By Kathryn Mayer
Just as new patients are set to start looking for care under the Patient Protection and Affordable Care Act
, providers face a startling reality: Doctor and nurse vacancies are approaching nearly 20 percent.
AMN Healthcare said the vacancy rate for physicians at hospitals is now nearing18 percent. While the vacancy rate for nurses
is 17 percent, more than three times what it was in 2009.
There hasn’t been a shortage of previous reports about the ongoing doctor shortage itself, but AMN’s is different because it identifies an exact number of vacancies — and a startling jump from just four years prior.
In 2009, vacancies for nurses were just 5.5 percent while doctor vacancies hovered at 10.7 percent.
“Change in health care is a continuous evolution, but the one constant is people,” AMN president and chief executive officer Susan Salka said. “No matter what models of care are in place, it takes physicians, nurses and other clinicians to provide quality patient care, and the fact is we simply do not have enough of them.”
Nurse practitioners and physician assistants also are in short supply with AMN reporting a vacancy rate of 15 percent. The growth in vacancy rates is due to a number of factors, including the impact of PPACA, the improving economy, a growing demand for services and an aging clinical workforce, AMN executives said.
The health care staffing firm surveyed hospital executives and found that a whopping 78 percent said the nation is facing a physician shortage
, while 66 percent said there’s a shortage of nurses, and 50 percent said there’s a shortage of advanced practitioners.

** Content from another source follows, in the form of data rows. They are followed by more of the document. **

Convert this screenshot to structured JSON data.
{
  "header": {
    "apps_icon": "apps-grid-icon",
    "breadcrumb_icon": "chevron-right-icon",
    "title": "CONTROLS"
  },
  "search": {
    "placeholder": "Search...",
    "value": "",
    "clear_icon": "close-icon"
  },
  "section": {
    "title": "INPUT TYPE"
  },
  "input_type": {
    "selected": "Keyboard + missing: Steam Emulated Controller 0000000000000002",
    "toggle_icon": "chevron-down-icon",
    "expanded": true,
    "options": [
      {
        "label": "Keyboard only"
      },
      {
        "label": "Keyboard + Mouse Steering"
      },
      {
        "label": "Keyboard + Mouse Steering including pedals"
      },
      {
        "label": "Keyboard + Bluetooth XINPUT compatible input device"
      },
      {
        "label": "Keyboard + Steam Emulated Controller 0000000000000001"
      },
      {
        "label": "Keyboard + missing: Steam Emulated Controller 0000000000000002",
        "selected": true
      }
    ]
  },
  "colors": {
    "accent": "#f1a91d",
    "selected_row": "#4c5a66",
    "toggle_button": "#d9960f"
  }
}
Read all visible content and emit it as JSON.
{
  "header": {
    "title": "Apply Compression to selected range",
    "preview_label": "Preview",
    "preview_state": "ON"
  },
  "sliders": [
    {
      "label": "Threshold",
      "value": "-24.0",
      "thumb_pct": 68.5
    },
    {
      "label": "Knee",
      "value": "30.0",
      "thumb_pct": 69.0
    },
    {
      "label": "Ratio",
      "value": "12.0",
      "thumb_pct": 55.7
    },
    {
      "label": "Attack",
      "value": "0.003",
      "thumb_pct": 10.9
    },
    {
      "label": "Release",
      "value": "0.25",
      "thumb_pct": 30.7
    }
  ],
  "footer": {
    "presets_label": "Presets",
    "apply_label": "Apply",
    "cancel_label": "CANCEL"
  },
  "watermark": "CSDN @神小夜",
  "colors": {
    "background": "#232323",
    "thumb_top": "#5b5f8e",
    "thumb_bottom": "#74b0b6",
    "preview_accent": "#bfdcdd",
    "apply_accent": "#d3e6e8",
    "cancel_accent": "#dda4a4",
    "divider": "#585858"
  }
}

Worse yet, the survey found that more than 65 percent of hospital executives believe the influx of newly insured patients will increase the need for physicians at their facilities, while 63 percent said the law will increase the need for nurses and more than 52 percent said it will increase the need for nurse practitioners and physician assistants.
AMN Healthcare also found that more than 70 percent rated the staffing of physicians, nurses, nurse practitioners and physician assistants as a high priority in 2014. That’s a huge jump from the 24 percent who said it was a priority in 2009. It won’t be an easy road, though: Hospital executives said recruitment of physicians and nurses is especially difficult.
Originally published on BenefitsPro.com